Piano players read notes on one big staff made up of ten lines. This is called a grand staff. Because we use two hands to play the piano, the grand staff is split into two staffs made up of five lines each. The upper staff is usually played by the right hand. It is usually seen with a treble clef in front of it. The lower staff is usually played by the left hand. It is usually seen with a bass clef in front of it.
You already know that musical notes are written as circles on the lines and spaces of these staffs. The musical alphabet that goes with these notes uses only seven letters: A B C D E F G. These seven notes on the treble clef staff are written beginning with A on the second space. B is the note on the third line, and so on (see example below). The bass clef alphabet begins with A on the bottom space. B follows on the second line, and so on.
You can see that there are many more lines and spaces above and below the ABCDEFG notes in the example above. The notes that go on these other lines and spaces also use letters from the alphabet. When you get to the end of the seven letter alphabet, you start back at A again. The seven letters just get repeated over and over again (ABCDEFGABCDEFGAB...). Now look at the grand staff and ALL of its notes. The bottom note on the bass clef staff is F. The next note up is G. Then the alphabet begins again with A. The bottom note on the treble clef staff is D. Then the notes move up to E, F, and G. Once again, the note after this is A.ove or below each staff.

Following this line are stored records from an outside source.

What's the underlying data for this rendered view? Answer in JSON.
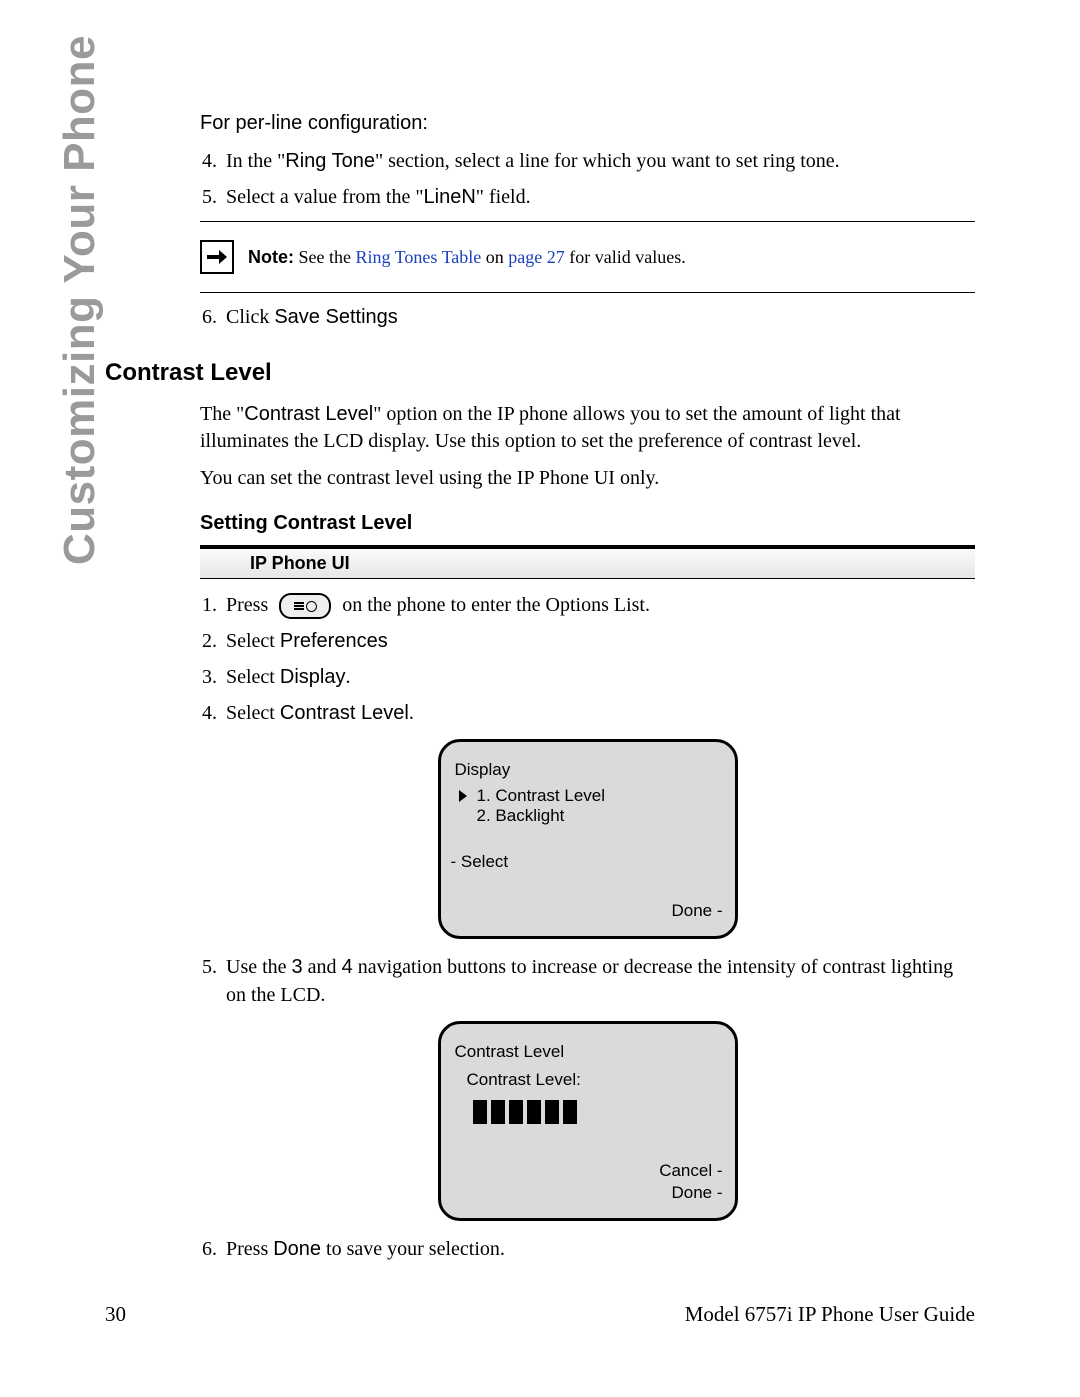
{
  "side_title": "Customizing Your Phone",
  "intro_line": "For per-line configuration:",
  "steps_a": {
    "start": 4,
    "s4_prefix": "In the \"",
    "s4_ui": "Ring Tone",
    "s4_suffix": "\" section, select a line for which you want to set ring tone.",
    "s5_prefix": "Select a value from the \"",
    "s5_ui": "LineN",
    "s5_suffix": "\" field."
  },
  "note": {
    "label": "Note:",
    "before_link": " See the ",
    "link1": "Ring Tones Table",
    "mid": " on ",
    "link2": "page 27",
    "after": " for valid values."
  },
  "step6a_prefix": "Click ",
  "step6a_ui": "Save Settings",
  "section_heading": "Contrast Level",
  "para1_prefix": "The \"",
  "para1_ui": "Contrast Level",
  "para1_suffix": "\" option on the IP phone allows you to set the amount of light that illuminates the LCD display. Use this option to set the preference of contrast level.",
  "para2": "You can set the contrast level using the IP Phone UI only.",
  "subsection_heading": "Setting Contrast Level",
  "ui_bar": "IP Phone UI",
  "steps_b": {
    "s1_prefix": "Press ",
    "s1_suffix": " on the phone to enter the Options List.",
    "s2_prefix": "Select ",
    "s2_ui": "Preferences",
    "s3_prefix": "Select ",
    "s3_ui": "Display",
    "s3_suffix": ".",
    "s4_prefix": "Select ",
    "s4_ui": "Contrast Level",
    "s4_suffix": ".",
    "s5_a": "Use the ",
    "s5_key1": "3",
    "s5_b": " and ",
    "s5_key2": "4",
    "s5_c": " navigation buttons to increase or decrease the intensity of contrast lighting on the LCD.",
    "s6_prefix": "Press ",
    "s6_ui": "Done",
    "s6_suffix": " to save your selection."
  },
  "lcd1": {
    "title": "Display",
    "item1": "1. Contrast Level",
    "item2": "2. Backlight",
    "select": "- Select",
    "done": "Done -"
  },
  "lcd2": {
    "title": "Contrast Level",
    "label": "Contrast Level:",
    "cancel": "Cancel -",
    "done": "Done -"
  },
  "footer": {
    "page": "30",
    "guide": "Model 6757i IP Phone User Guide"
  }
}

Because middle C acts like a link between the bass and treble clef, it is a good place to begin when learning to read two-handed songs on the grand staff.